April 1, 2021


To the Federal, State and Municipal Authorities of the State of Quintana Roo

To the State Human Rights Commission

To the National Human Rights Commission

To the Authorities of El Salvador

To Franciscans International

To all people of good faith

The Franciscan Network on Migration from the US – Mexico – Central America, firmly repudiates the events that occurred on March 27 of this year in the Tumbe Ka neighborhood of Tulum, Quintana Roo, Mexico. In the aforementioned incident, elements of the municipal public security patrol handcuffed and subdued Victoria Esperanza Salazar Arriaza, originally from El Salvador, who at the time of the events, was in Mexican territory with her two youngest daughters, as refugees.

During her arrest, Victoria Esperanza Salazar Arriaza was murdered by elements of the municipal public security forces. After her death, fractures were found on the first and second vertebrae of her spine, a fact that not only indicates the excessive use of physical force to which she was subjected, but also exposes the visible and invisible systematic violence experienced in Mexico. Violence brought about by immigration policies applied by the Military and the National Guard in the eleven border points of Mexican territory, thereby exacerbating racism and xenophobia on the part of the authorities at all three levels of government: municipal, state and federal. 

Victoria’s case is not isolated. Thousands of migrant women fleeing violence in their countries of origin paradoxically become victims of direct, structural, and symbolic violence in Mexican territory, making them a vulnerable group, making urgent the call for dignified care and respect for their human rights, in accordance with the law, as established in Article 1 of the Political Constitution of the United Mexican States and in various International Treaties signed and ratified by the Mexican State.

With this in mind, we reject this femicide, which is fraught with xenophobia, racism and discrimination on the part of the police authorities. Migrants are not criminals, they are not a criminal threat; but in cases such as this one, they are victims of corrupt police and local governments. We join the call by her relatives in demanding justice — zero tolerance for impunity in this case, which has drawn attention and been publicized on social networks.

We demand from the Mexican authorities at all three levels:

  1. Respect for the human rights of each and every migrant regardless of their immigration status.
  2. Policies aimed at preventing and eliminating all types of discrimination and xenophobia by the authorities.
  3. The intervention of the Consulate of El Salvador and Mexican authorities, to provide protection to the daughters of Victoria Esperanza Salazar Arriaza, exposed to physical and psychological violence, where the best interests of minors prevail.
  4. To the Attorney General of Quintana Roo, the correct handling of the investigation file, with respect for due process, as well as reparation for damages and non-repetition of the violation of the human rights of migrants.
  5. In conformity with the rule of law, we strongly urge that victims be offered adequate reparation, including compensation, rehabilitation, and satisfaction (including restitution of reputation and public recognition of the damage suffered).

Finally, as Franciscans, we commit ourselves to continue accompanying the journey of so many migrants, from where we serve as a “Samaritan” Church.

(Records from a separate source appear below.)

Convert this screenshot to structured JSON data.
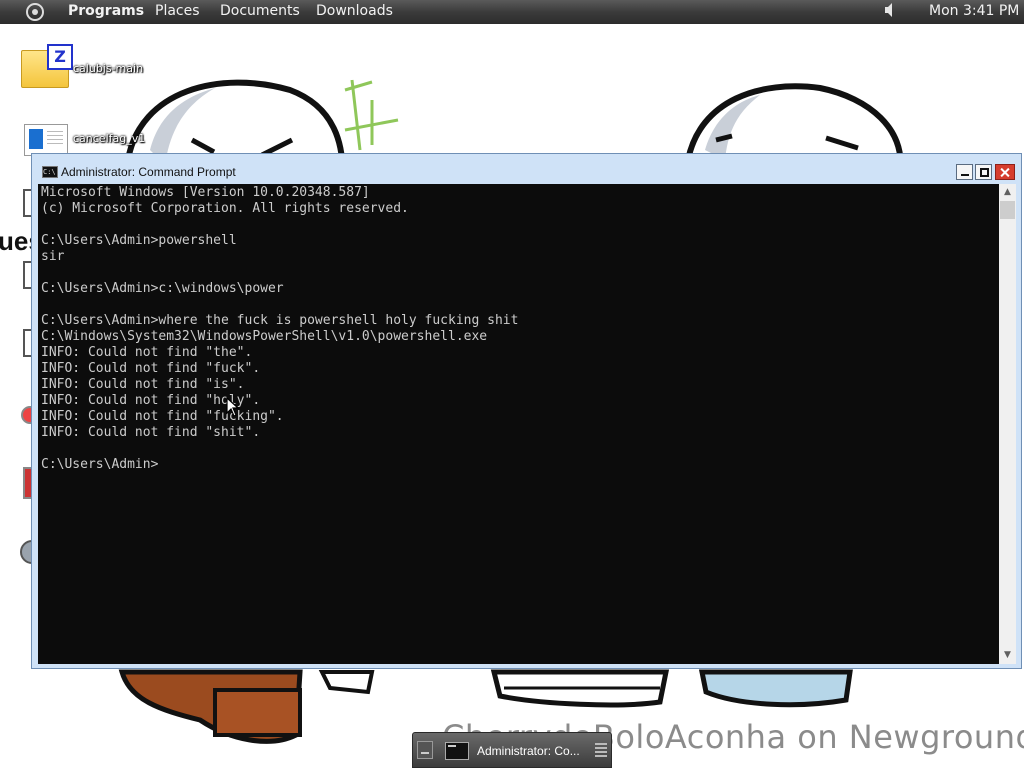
{
  "top_panel": {
    "menus": [
      "Programs",
      "Places",
      "Documents",
      "Downloads"
    ],
    "clock": "Mon 3:41 PM",
    "icons": {
      "logo": "circle-logo-icon",
      "volume": "speaker-icon"
    }
  },
  "desktop": {
    "icons": [
      {
        "label": "calubjs-main",
        "icon": "folder-zip-icon"
      },
      {
        "label": "cancelfag_v1",
        "icon": "document-icon"
      }
    ],
    "wallpaper_partial_text": "ues",
    "watermark": "CherrydoBoloAconha on Newgrounds."
  },
  "window": {
    "title": "Administrator: Command Prompt",
    "console_lines": [
      "Microsoft Windows [Version 10.0.20348.587]",
      "(c) Microsoft Corporation. All rights reserved.",
      "",
      "C:\\Users\\Admin>powershell",
      "sir",
      "",
      "C:\\Users\\Admin>c:\\windows\\power",
      "",
      "C:\\Users\\Admin>where the fuck is powershell holy fucking shit",
      "C:\\Windows\\System32\\WindowsPowerShell\\v1.0\\powershell.exe",
      "INFO: Could not find \"the\".",
      "INFO: Could not find \"fuck\".",
      "INFO: Could not find \"is\".",
      "INFO: Could not find \"holy\".",
      "INFO: Could not find \"fucking\".",
      "INFO: Could not find \"shit\".",
      "",
      "C:\\Users\\Admin>"
    ],
    "colors": {
      "console_bg": "#0c0c0c",
      "console_fg": "#cccccc",
      "frame": "#cfe2f7",
      "close": "#d63d2e"
    }
  },
  "taskbar": {
    "items": [
      {
        "label": "Administrator: Co..."
      }
    ]
  }
}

Following the example of Saint Joseph, we will be guardians of those who are forced to migrate to other lands. We join the pain and indignation of the family, offering our prayer with tenderness and solidarity. These and so many other injustices challenge all of us who are disciples of Jesus, who seek to build a community as did Saint Francis and Saint Clare of Assisi.

Franciscans Network on Migration
Central America – Mexico – USA

Photos: La 72 Hogar-Refugio para personas Migrantes